**TASK DESCRIPTION:**
Leave out the pictures and copy the remaining records exactly.

====

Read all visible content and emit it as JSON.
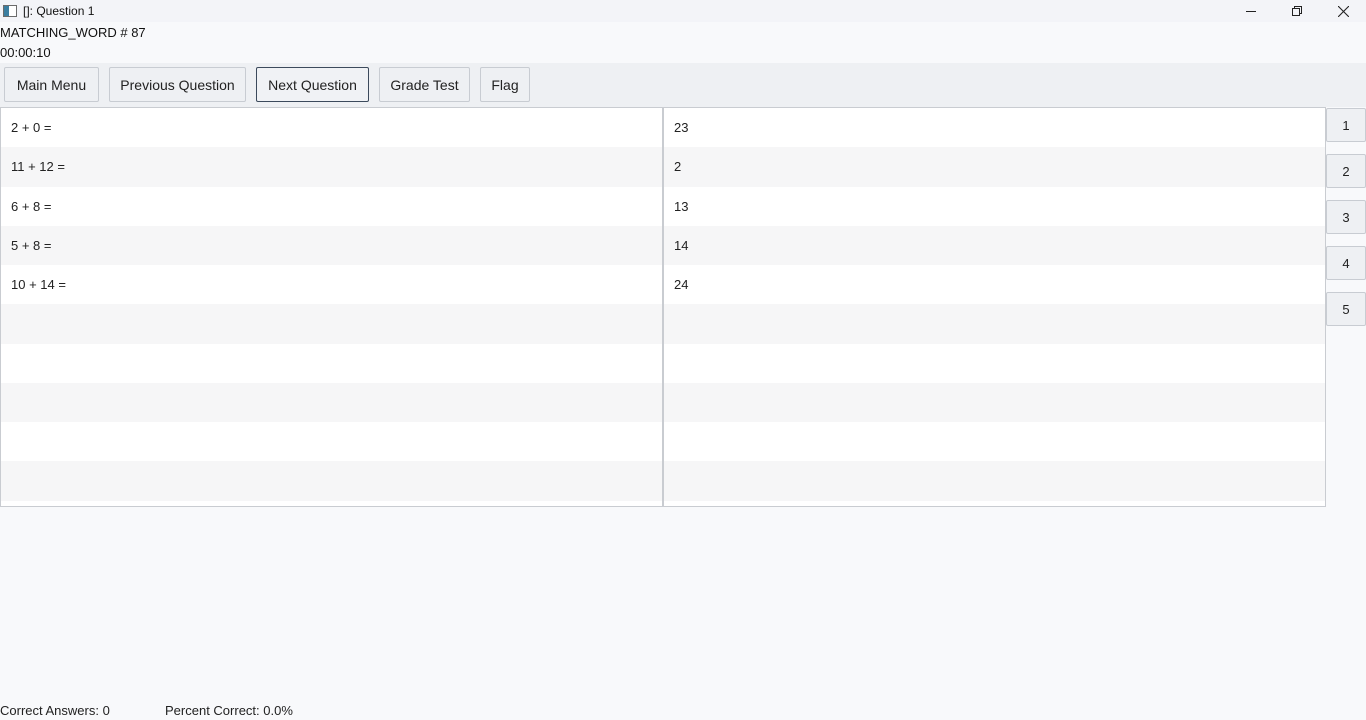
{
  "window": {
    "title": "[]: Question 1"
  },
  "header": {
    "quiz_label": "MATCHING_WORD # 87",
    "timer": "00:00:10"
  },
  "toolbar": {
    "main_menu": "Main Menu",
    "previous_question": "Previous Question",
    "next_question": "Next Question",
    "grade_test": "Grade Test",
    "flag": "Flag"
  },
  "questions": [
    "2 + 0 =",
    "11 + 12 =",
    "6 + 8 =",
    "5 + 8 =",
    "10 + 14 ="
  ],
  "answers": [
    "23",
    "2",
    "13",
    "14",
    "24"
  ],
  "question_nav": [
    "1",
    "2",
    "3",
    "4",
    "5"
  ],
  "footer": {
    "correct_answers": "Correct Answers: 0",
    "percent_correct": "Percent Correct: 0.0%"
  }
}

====

**REPLY TO THE EXERCISE:**
Read all visible content and emit it as JSON.
{
  "window": {
    "title": "[]: Question 1"
  },
  "header": {
    "quiz_label": "MATCHING_WORD # 87",
    "timer": "00:00:10"
  },
  "toolbar": {
    "main_menu": "Main Menu",
    "previous_question": "Previous Question",
    "next_question": "Next Question",
    "grade_test": "Grade Test",
    "flag": "Flag"
  },
  "questions": [
    "2 + 0 =",
    "11 + 12 =",
    "6 + 8 =",
    "5 + 8 =",
    "10 + 14 ="
  ],
  "answers": [
    "23",
    "2",
    "13",
    "14",
    "24"
  ],
  "question_nav": [
    "1",
    "2",
    "3",
    "4",
    "5"
  ],
  "footer": {
    "correct_answers": "Correct Answers: 0",
    "percent_correct": "Percent Correct: 0.0%"
  }
}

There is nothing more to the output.